Japan Does America Better
What is it about the Japanese that makes them so adept at mastering Americana? That’s a question that the Smithsonian Magazine takes on in a fascinating piece called “How Japan Copied American Culture and Made it Better.”
As described by the Smithsonian, there are literally Japanese buyers traveling backroads in the U.S., stopping in at old liquor stores and buying up old cases of whiskey from basements and bringing them back to sell in Japan. The Japanese are making impeccable suits and shirts of classic American styling. And the jazz clubs there are alive and well, unlike so many here in the U.S.
There’s something about the perspective of the Japanese that allows them to home in on the essential elements of foreign cultures and then perfectly recreate them at home. “What we see in Japan, in a wide range of pursuits, is a focus on mastery,” says Sarah Kovner, who teaches Japanese history at the University of Florida. “It’s true in traditional arts, it’s true of young people who dress up in Harajuku, it’s true of restaurateurs all over Japan.”

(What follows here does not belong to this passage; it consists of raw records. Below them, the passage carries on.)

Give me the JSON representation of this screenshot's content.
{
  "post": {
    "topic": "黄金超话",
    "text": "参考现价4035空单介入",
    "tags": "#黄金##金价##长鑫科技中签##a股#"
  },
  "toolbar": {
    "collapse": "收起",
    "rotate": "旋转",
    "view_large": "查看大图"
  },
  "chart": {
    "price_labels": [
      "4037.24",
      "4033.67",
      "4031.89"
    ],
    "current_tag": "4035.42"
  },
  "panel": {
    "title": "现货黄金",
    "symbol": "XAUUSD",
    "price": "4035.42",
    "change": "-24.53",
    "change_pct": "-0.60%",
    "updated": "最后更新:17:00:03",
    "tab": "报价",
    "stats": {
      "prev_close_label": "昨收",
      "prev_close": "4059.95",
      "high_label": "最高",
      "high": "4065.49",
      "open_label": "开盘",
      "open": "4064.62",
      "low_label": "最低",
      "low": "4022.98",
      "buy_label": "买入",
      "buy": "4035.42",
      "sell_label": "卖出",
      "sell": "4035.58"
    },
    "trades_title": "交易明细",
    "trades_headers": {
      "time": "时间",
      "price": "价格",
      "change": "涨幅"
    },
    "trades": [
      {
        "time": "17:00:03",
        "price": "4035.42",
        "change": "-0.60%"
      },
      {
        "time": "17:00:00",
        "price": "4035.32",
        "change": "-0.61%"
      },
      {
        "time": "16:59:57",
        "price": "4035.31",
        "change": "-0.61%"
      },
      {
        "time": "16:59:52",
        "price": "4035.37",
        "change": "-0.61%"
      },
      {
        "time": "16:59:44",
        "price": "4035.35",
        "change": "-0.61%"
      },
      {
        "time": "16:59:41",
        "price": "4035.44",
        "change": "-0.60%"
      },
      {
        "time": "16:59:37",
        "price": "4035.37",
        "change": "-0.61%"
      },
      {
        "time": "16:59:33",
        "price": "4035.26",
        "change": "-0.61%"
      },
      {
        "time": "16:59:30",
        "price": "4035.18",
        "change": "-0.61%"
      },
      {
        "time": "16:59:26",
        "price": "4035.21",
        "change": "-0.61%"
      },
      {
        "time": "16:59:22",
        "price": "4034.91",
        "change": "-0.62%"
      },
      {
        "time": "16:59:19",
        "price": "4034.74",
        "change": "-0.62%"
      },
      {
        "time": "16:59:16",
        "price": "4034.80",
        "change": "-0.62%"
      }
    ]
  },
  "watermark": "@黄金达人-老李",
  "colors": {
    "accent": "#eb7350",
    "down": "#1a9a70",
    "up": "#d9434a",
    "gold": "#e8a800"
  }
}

Japan’s mastery of Americana isn’t something new. Back in 2009, this phenomenon emerged in multiple posts on ACL, like "All the Good Stuff is in Japan," and the New York Times also reported a story on the same theme, "The All-American Back From Japan."

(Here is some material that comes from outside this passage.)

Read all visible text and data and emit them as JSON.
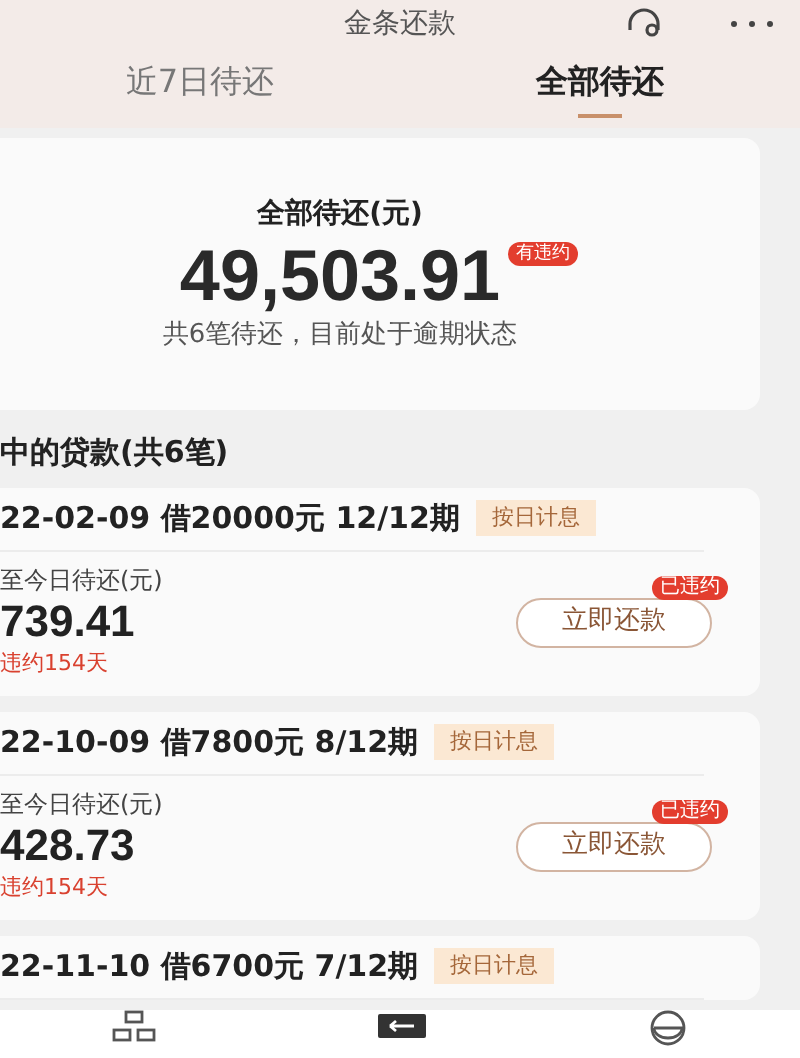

Most recently, Brooklyn’s Pilgrim Surf was hosted as a sort of brand-in-residence at Beams in Japan. Then there’s one of my favorite Instagram accounts.

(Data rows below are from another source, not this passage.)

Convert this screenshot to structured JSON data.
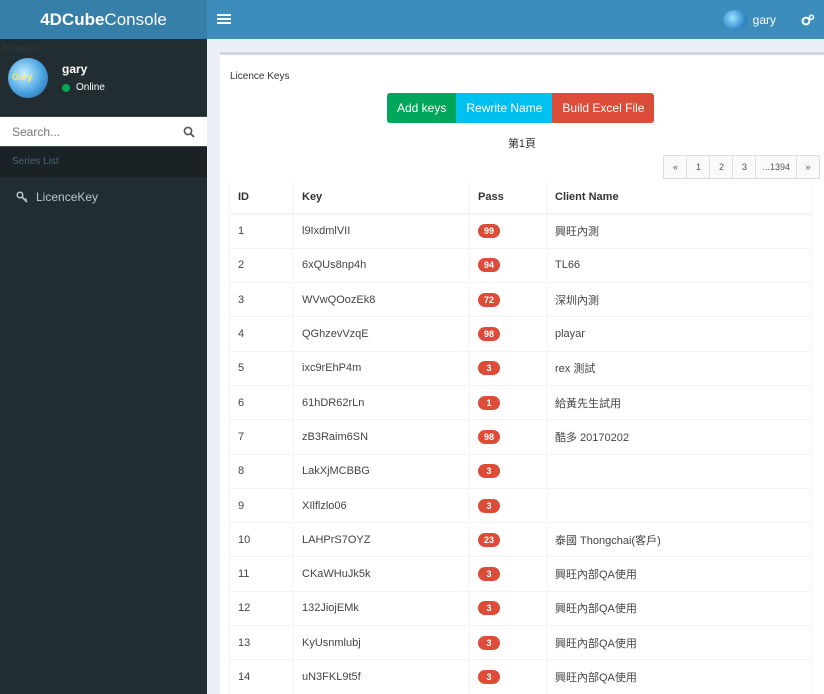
{
  "app": {
    "logo_bold": "4DCube",
    "logo_rest": "Console"
  },
  "navbar": {
    "user": "gary"
  },
  "sidebar": {
    "faint_text": "Software",
    "user": {
      "name": "gary",
      "status": "Online",
      "avatar_text": "Gary"
    },
    "search": {
      "placeholder": "Search..."
    },
    "header": "Series List",
    "items": [
      {
        "label": "LicenceKey"
      }
    ]
  },
  "main": {
    "box_title": "Licence Keys",
    "buttons": {
      "add": "Add keys",
      "rewrite": "Rewrite Name",
      "excel": "Build Excel File"
    },
    "page_label": "第1頁",
    "pagination": [
      "«",
      "1",
      "2",
      "3",
      "...1394",
      "»"
    ],
    "columns": [
      "ID",
      "Key",
      "Pass",
      "Client Name"
    ],
    "rows": [
      {
        "id": "1",
        "key": "l9IxdmlVII",
        "pass": "99",
        "client": "興旺內測"
      },
      {
        "id": "2",
        "key": "6xQUs8np4h",
        "pass": "94",
        "client": "TL66"
      },
      {
        "id": "3",
        "key": "WVwQOozEk8",
        "pass": "72",
        "client": "深圳內測"
      },
      {
        "id": "4",
        "key": "QGhzevVzqE",
        "pass": "98",
        "client": "playar"
      },
      {
        "id": "5",
        "key": "ixc9rEhP4m",
        "pass": "3",
        "client": "rex 測試"
      },
      {
        "id": "6",
        "key": "61hDR62rLn",
        "pass": "1",
        "client": "給黃先生試用"
      },
      {
        "id": "7",
        "key": "zB3Raim6SN",
        "pass": "98",
        "client": "酷多 20170202"
      },
      {
        "id": "8",
        "key": "LakXjMCBBG",
        "pass": "3",
        "client": ""
      },
      {
        "id": "9",
        "key": "XIlflzlo06",
        "pass": "3",
        "client": ""
      },
      {
        "id": "10",
        "key": "LAHPrS7OYZ",
        "pass": "23",
        "client": "泰國 Thongchai(客戶)"
      },
      {
        "id": "11",
        "key": "CKaWHuJk5k",
        "pass": "3",
        "client": "興旺內部QA使用"
      },
      {
        "id": "12",
        "key": "132JiojEMk",
        "pass": "3",
        "client": "興旺內部QA使用"
      },
      {
        "id": "13",
        "key": "KyUsnmlubj",
        "pass": "3",
        "client": "興旺內部QA使用"
      },
      {
        "id": "14",
        "key": "uN3FKL9t5f",
        "pass": "3",
        "client": "興旺內部QA使用"
      }
    ]
  },
  "colors": {
    "navbar": "#3c8dbc",
    "logo_bg": "#367fa9",
    "sidebar": "#222d32",
    "badge": "#dd4b39",
    "btn_green": "#00a65a",
    "btn_aqua": "#00c0ef",
    "btn_red": "#dd4b39"
  }
}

Takizawa Shinsuke, designer for the Japanese brand Neighborhood, posts amazing images of vintage Harley-Davidsons, Indians and Triumphs, all restored to perfection. What you won't see, as far as I can tell, are old Hondas, which are ironically really in demand stateside.
Japan’s love and mastery of Americana is something worth admiring, though the thought of losing all that old whiskey is hard to deal with.
There’s a nostalgia factor at play that’s really interesting to me. It’s easy to be nostalgic for something one never experienced. This is why the old vintage design aesthetic is so popular right now in places like Brooklyn. The 1920s were so great right?
But for Japan, its nostalgia is for a different time and place, which is what makes it so compelling. I know of no other similar scenario where one culture/country fetishizes another culture/country so intensely, so perfectly and so beautifully. It’s amazing.
And while it makes me sad to see all that whiskey go, at least someone is truly enjoying it.